This pounamu face plaque carving depicts Maui, a man who came early in the genealogies, at a point where the world and its inhabitants had been formed but human beings still lacked many of the things they needed. Maui shaped the environment further, providing important resources for humans and demonstrating useful skills.
Maui himself is very much a human being, despite his extraordinary powers. He achieves his ends through trickery, very often, and by breaking the rules. Maui performs no feats of arms, concerns himself often with practical, domestic matters, and tends to do things the ‘wrong’, non-prestigious way.
There is first the remarkable manner of his birth; he is a miscarried foetus that survives and grows in the sea. Having miraculously survived, cared for by the people of the sea, he is finally accepted into his kinship group. Maui himself is the youngest of five brothers–or some say four.
The face plaque of Maui as a part of this sculpture represents his communion with the gods for the betterment of human beings. He is seen encircled by the whale bone carving depicting the gods. Demonstrating the connection and balance between man and the supernatural or the realm of the gods as well as the interconnectedness of all things.
This face plaque of Maui is carved from te pounamu kahotea or aotea -– dark green with black markings, not spots. This particular stone came from the South Westland jade field in the South Island of New Zealand.
The patterns of the facial moko of this carving represent Maui’s in his ancestry, lineage and the world. The first section called ngakaipikirau (rank) comprises the two triangular areas either side of the centre line on the forehead. Here the design used is “Moko Kuri” which consists of sets of three short lines successively, each set at right angles to its neighbor, a very ancient tattoo pattern. This depicts Maui’s place in the early genealogies. The second section called ngunga (position), comprises the triangular areas at either side of the forehead above the eyebrows and either side of the ngakaipikirau. These symmetrical-appearing rays indicate the position in life by the number of rays. The rays (tiwhana) above the eyebrows indicate a descendent of the first line or a descendent of the second line. These rays are comprised of 4 lines depicting rank. The third section, uirere, is either side of the nose to the edge of the eyes down to a line equal to the point of the nose. Here Maui has a spiral carved on either side of the nose tip. These are a sign of hereditary or achieved rank and here represent the rank Maui achieved through his exploits to bring benefits to the humans of the world from the realm of the gods.

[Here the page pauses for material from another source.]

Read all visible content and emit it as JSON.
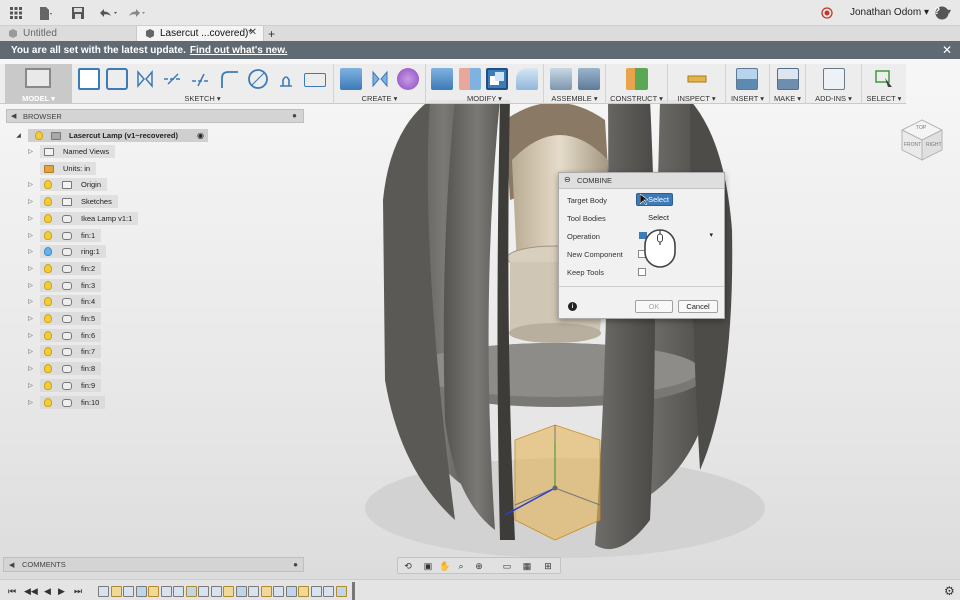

© 2004 ArtPasifika.com
All Rights Reserved Worldwide. Information and images may not be reproduced without written approval.